Entries from a dataset of interfaces
┌────────
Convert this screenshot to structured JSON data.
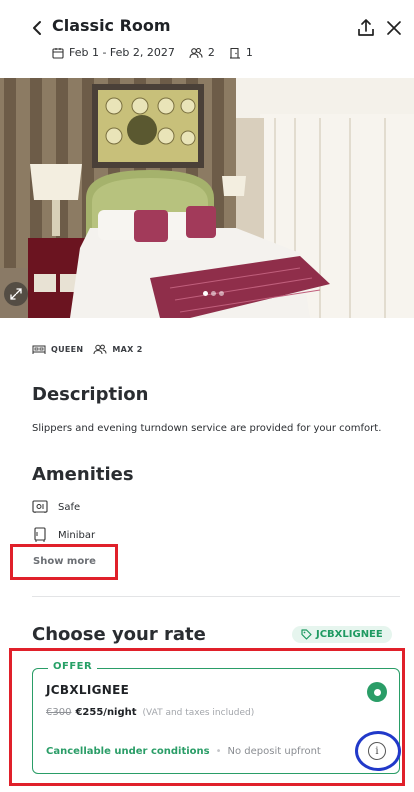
{
  "header": {
    "title": "Classic Room",
    "dates": "Feb 1 - Feb 2, 2027",
    "guests": "2",
    "rooms": "1"
  },
  "gallery": {
    "slide_count": 3,
    "active_slide": 1
  },
  "features": {
    "bed": "QUEEN",
    "capacity": "MAX 2"
  },
  "description": {
    "heading": "Description",
    "text": "Slippers and evening turndown service are provided for your comfort."
  },
  "amenities": {
    "heading": "Amenities",
    "items": [
      {
        "label": "Safe",
        "icon": "safe-icon"
      },
      {
        "label": "Minibar",
        "icon": "minibar-icon"
      }
    ],
    "show_more": "Show more"
  },
  "rates": {
    "heading": "Choose your rate",
    "promo_code": "JCBXLIGNEE",
    "card": {
      "tag": "OFFER",
      "name": "JCBXLIGNEE",
      "old_price": "€300",
      "price": "€255/night",
      "tax_note": "(VAT and taxes included)",
      "cancellation": "Cancellable under conditions",
      "deposit": "No deposit upfront",
      "selected": true
    }
  },
  "colors": {
    "accent_green": "#2a9d67",
    "highlight_red": "#e0202a",
    "highlight_blue": "#2139c9"
  }
}
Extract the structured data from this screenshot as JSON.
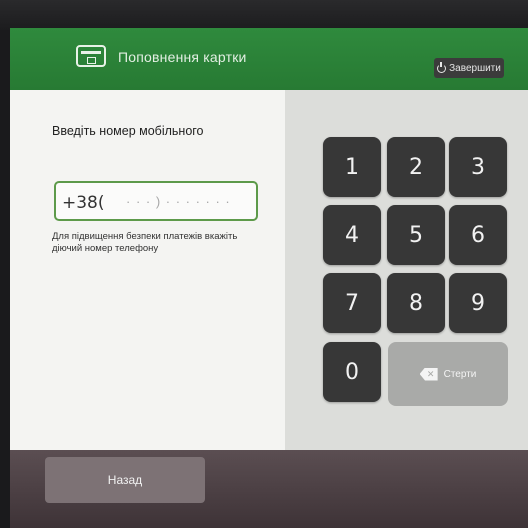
{
  "header": {
    "title": "Поповнення картки",
    "finish_label": "Завершити",
    "card_icon": "card-icon",
    "power_icon": "power-icon"
  },
  "form": {
    "prompt": "Введіть номер мобільного",
    "phone_value": "+38(",
    "phone_mask": "· · · ) · · ·  · ·  · ·",
    "hint": "Для підвищення безпеки платежів вкажіть діючий номер телефону"
  },
  "keypad": {
    "keys": [
      "1",
      "2",
      "3",
      "4",
      "5",
      "6",
      "7",
      "8",
      "9",
      "0"
    ],
    "erase_label": "Стерти",
    "erase_icon": "backspace-icon"
  },
  "footer": {
    "back_label": "Назад"
  },
  "colors": {
    "header_green": "#2f8a3d",
    "field_border": "#5d9a4a",
    "key_dark": "#373737",
    "key_erase": "#a9aaa8"
  }
}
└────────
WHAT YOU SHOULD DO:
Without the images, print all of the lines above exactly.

WORKED SOLUTION:
Convert this screenshot to structured JSON data.
{
  "header": {
    "title": "Classic Room",
    "dates": "Feb 1 - Feb 2, 2027",
    "guests": "2",
    "rooms": "1"
  },
  "gallery": {
    "slide_count": 3,
    "active_slide": 1
  },
  "features": {
    "bed": "QUEEN",
    "capacity": "MAX 2"
  },
  "description": {
    "heading": "Description",
    "text": "Slippers and evening turndown service are provided for your comfort."
  },
  "amenities": {
    "heading": "Amenities",
    "items": [
      {
        "label": "Safe",
        "icon": "safe-icon"
      },
      {
        "label": "Minibar",
        "icon": "minibar-icon"
      }
    ],
    "show_more": "Show more"
  },
  "rates": {
    "heading": "Choose your rate",
    "promo_code": "JCBXLIGNEE",
    "card": {
      "tag": "OFFER",
      "name": "JCBXLIGNEE",
      "old_price": "€300",
      "price": "€255/night",
      "tax_note": "(VAT and taxes included)",
      "cancellation": "Cancellable under conditions",
      "deposit": "No deposit upfront",
      "selected": true
    }
  },
  "colors": {
    "accent_green": "#2a9d67",
    "highlight_red": "#e0202a",
    "highlight_blue": "#2139c9"
  }
}
Extract the structured data from this screenshot as JSON.
{
  "header": {
    "title": "Поповнення картки",
    "finish_label": "Завершити",
    "card_icon": "card-icon",
    "power_icon": "power-icon"
  },
  "form": {
    "prompt": "Введіть номер мобільного",
    "phone_value": "+38(",
    "phone_mask": "· · · ) · · ·  · ·  · ·",
    "hint": "Для підвищення безпеки платежів вкажіть діючий номер телефону"
  },
  "keypad": {
    "keys": [
      "1",
      "2",
      "3",
      "4",
      "5",
      "6",
      "7",
      "8",
      "9",
      "0"
    ],
    "erase_label": "Стерти",
    "erase_icon": "backspace-icon"
  },
  "footer": {
    "back_label": "Назад"
  },
  "colors": {
    "header_green": "#2f8a3d",
    "field_border": "#5d9a4a",
    "key_dark": "#373737",
    "key_erase": "#a9aaa8"
  }
}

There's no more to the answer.